Friends asked if there was an MJ impersonator in the show, and I’m glad there was no attempt to do that. There was a young man, dressed in black and a fedora who danced in several brief interludes, including Billie Jean, but he did not do the famed MJ Motown anniversary performance. Instead he did an interpretation all his own, a gliding moonwalk more in the style of dancer, ‘Lil Buck’s jookin,’ a ballet-like street dance that originated in Tennessee.
What threw me for a loop though, aside from another part of the show that I won’t mention because I don’t want to be a spoiler, was a throwback video image of Michael inside a gilt frame as a 10-year old boy–afro, brown skin, his own real nose that he was born with, singing I’ll Be There. It hit me that that’s the Michael, the one from age 10 up til’ his third nose-job in the 80’s, is the one I have stuck in my mind and in my heart, the one I can’t let go of, the one that made my heart melt and made me believe that he knew how I felt about him when I was too was just 10 years old and believed one day we’d meet and marry.
It was at this point in the show that I had to admit to myself I came to the show because of the fantasy in my head and my heart that I’ve held onto for so many years. Like Michael, I don’t want to grow up, and I don’t want the Michael I knew and loved to be gone from this world. I want to maintain the innocent melt my bones crush I had on that talented lanky afro-haired, cute as a button nose, velvet-voiced, dancing machine, shy Michael. I still “Never Can Say Goodbye” to that Michael. Seeing the MJ One Cirque de Soleil show gave me my MJ back, if even for a short, too few, magical hours.

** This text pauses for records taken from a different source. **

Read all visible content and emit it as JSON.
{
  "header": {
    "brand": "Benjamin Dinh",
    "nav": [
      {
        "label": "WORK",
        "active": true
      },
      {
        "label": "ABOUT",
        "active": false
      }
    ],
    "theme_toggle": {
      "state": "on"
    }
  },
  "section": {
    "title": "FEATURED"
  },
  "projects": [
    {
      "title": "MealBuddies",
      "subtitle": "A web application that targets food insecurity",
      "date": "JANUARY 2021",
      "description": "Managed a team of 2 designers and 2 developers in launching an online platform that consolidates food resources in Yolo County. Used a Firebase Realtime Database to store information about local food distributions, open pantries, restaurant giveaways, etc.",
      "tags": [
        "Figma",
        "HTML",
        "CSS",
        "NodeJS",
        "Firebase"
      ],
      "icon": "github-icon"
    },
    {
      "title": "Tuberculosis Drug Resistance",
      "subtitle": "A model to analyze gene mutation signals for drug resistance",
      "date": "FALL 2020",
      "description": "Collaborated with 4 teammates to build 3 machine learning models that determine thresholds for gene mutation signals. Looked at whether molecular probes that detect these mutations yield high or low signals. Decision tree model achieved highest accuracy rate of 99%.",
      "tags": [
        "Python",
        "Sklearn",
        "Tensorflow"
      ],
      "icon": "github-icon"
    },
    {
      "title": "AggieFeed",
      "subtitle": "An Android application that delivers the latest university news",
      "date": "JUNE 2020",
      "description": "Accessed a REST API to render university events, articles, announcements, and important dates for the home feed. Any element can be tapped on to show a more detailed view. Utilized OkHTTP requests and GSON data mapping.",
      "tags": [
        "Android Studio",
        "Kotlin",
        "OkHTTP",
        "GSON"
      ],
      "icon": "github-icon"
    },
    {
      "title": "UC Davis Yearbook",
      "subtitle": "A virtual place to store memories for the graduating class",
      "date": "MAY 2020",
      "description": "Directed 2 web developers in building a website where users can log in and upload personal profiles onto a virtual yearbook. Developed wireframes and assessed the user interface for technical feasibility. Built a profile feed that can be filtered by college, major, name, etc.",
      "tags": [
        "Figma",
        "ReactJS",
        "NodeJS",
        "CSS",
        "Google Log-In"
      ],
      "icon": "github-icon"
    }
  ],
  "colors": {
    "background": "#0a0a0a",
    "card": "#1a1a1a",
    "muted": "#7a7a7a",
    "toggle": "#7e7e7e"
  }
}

P.S. Wendy Jane Soul Shake readers will be pleased to know the finale song for the show was Black and White. It was exhilarating to have all the performers up on stage and dancing in the aisles with audience members, all of us up on our feet moving to Michael’s music, believing his message, feeling his joy.